Check out Gheos. Your game description sounds quite a bit like it (which is not a bad thing, it's vague enough that two substantially different and entertaining games could be made of it).

Tigris and Euphrates is also in the neighborhood, but you aren't gods, per se, just the ephemeral will of a certain culture. Also, in T&E, your leaders are still, well, yours, whereas in Gheos the "ownership" of worshippers is entirely transitory (though they are differentiated).
1 
 Thumb up
 tip
 Hide
  • [+] Dice rolls
Joseph Arthur Ellis
United States
Ashland
Ohio
flag msg tools
designer
badge
Avatar
mbmbmbmbmb
cferejohn wrote:
Check out Gheos. Your game description sounds quite a bit like it (which is not a bad thing, it's vague enough that two substantially different and entertaining games could be made of it).


I definitely want to get my hands on Gheos now.

Thanks, everyone, for all the great ideas! You really helped me build a good wishlist!
1 
 Thumb up
 tip
 Hide
  • [+] Dice rolls
♬♪♪ ♫ ♩ ♫♫♪ ♩♬♪ ♫
Australia
MURRUMBEENA
Victoria
flag msg tools
badge
All reality is a game. Physics at its most fundamental, the very fabric of our universe, results directly from the interaction of certain fairly simple rules, and chance... (Iain Banks)
Avatar
mbmbmbmbmb

Union Pacific is another stock-control game where ownership of routes on the board is determined by off board share holdings. I think that a lot of "share" games fit your criteria. Imperial and 18xx have already been mentioned. Tobago is interesting. Players have a little SUV counter which moves about the island, collecting talismans and finding treasure.

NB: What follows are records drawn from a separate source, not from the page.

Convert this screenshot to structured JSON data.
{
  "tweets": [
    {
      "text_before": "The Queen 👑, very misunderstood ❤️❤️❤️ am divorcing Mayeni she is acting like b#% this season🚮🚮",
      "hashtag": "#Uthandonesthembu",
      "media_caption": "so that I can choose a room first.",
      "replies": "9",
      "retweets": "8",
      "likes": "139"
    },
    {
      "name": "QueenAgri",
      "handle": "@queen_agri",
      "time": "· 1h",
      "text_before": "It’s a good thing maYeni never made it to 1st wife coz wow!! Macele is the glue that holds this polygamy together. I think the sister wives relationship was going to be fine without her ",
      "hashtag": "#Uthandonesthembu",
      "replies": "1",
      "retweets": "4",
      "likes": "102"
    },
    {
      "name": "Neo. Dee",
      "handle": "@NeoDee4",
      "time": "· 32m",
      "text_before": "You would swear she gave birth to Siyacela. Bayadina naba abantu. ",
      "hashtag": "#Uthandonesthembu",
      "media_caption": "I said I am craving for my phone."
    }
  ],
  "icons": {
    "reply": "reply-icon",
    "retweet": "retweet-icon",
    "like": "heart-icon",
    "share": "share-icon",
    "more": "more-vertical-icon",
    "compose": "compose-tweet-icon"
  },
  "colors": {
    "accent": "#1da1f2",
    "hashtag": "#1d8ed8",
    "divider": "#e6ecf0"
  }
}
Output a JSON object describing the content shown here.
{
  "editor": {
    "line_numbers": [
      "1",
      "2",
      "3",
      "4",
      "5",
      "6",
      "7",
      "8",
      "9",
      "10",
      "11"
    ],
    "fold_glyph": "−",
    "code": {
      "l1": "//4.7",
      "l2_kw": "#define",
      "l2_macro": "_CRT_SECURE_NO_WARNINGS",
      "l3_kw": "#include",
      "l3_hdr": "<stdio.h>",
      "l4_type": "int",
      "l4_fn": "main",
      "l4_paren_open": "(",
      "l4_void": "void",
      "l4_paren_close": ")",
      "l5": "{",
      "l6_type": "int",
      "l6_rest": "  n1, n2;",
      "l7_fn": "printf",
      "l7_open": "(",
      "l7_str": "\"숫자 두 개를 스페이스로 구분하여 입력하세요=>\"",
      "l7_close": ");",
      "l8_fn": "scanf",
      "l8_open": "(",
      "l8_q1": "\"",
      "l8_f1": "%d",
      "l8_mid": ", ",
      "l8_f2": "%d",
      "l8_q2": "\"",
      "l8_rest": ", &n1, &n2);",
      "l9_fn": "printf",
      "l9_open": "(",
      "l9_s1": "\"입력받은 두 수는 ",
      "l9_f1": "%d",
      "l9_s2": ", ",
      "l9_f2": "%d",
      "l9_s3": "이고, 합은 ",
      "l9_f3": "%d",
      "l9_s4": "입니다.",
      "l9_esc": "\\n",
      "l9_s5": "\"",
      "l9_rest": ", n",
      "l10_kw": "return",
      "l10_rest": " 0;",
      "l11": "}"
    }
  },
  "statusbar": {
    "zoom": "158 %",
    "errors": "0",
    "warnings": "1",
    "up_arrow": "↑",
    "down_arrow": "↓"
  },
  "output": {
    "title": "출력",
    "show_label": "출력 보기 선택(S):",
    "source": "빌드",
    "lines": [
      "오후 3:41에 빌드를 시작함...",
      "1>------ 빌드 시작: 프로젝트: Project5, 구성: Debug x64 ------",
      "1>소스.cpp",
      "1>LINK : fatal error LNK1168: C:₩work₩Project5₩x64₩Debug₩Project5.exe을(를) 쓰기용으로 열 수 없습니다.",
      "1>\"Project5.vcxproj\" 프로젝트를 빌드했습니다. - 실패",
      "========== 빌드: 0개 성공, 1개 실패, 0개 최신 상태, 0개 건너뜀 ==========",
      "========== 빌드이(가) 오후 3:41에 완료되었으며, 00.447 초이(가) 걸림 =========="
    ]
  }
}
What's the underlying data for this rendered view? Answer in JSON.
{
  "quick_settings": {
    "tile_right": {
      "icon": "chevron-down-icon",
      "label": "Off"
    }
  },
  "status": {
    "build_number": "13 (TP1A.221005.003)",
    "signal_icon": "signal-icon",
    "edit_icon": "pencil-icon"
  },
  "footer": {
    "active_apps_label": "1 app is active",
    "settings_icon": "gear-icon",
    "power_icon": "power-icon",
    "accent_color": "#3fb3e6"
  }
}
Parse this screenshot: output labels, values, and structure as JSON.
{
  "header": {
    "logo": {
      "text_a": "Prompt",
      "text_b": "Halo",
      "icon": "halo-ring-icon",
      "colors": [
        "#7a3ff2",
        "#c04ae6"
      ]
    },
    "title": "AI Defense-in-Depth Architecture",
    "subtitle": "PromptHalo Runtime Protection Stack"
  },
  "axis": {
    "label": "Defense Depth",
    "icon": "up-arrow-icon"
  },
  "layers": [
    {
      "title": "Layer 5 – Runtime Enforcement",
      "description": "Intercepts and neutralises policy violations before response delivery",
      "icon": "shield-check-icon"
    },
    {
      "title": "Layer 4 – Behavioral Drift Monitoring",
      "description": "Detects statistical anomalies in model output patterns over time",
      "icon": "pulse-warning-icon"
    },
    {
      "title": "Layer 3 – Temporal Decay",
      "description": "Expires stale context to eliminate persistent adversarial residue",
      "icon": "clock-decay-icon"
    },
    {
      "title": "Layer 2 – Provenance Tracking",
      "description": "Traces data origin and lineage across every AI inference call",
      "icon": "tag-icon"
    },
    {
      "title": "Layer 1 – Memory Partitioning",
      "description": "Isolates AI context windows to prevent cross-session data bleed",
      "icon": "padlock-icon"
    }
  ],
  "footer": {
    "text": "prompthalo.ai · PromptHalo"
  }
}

But the SUVs are the only element on the board that is specific to a particular player, and they are simply location markers. Much of the "ownership" is off-board with the treasure cards. Treasures mature and pay out to the people who contributed (i.e. shares pay to investors).

Worker-placement games feature boards which are used in common. Caylus adds the idea of players constructing features on the board (for points), but these become assets which can be used by everyone.

Finally, Amun-Re almost makes the cut. Monuments created in the first epoch are left on the board, and those areas might be bought by different players in the second epoch. But the spaces are owned, so it isn't what you are looking for. Excellent game, though.

-R
1 
 Thumb up
 tip
 Hide
  • [+] Dice rolls
1 , 2  Next »   | 
Front Page | Welcome | Contact | Privacy Policy | Terms of Service | Advertise | Support BGG | Feeds RSS
Geekdo, BoardGameGeek, the Geekdo logo, and the BoardGameGeek logo are trademarks of BoardGameGeek, LLC.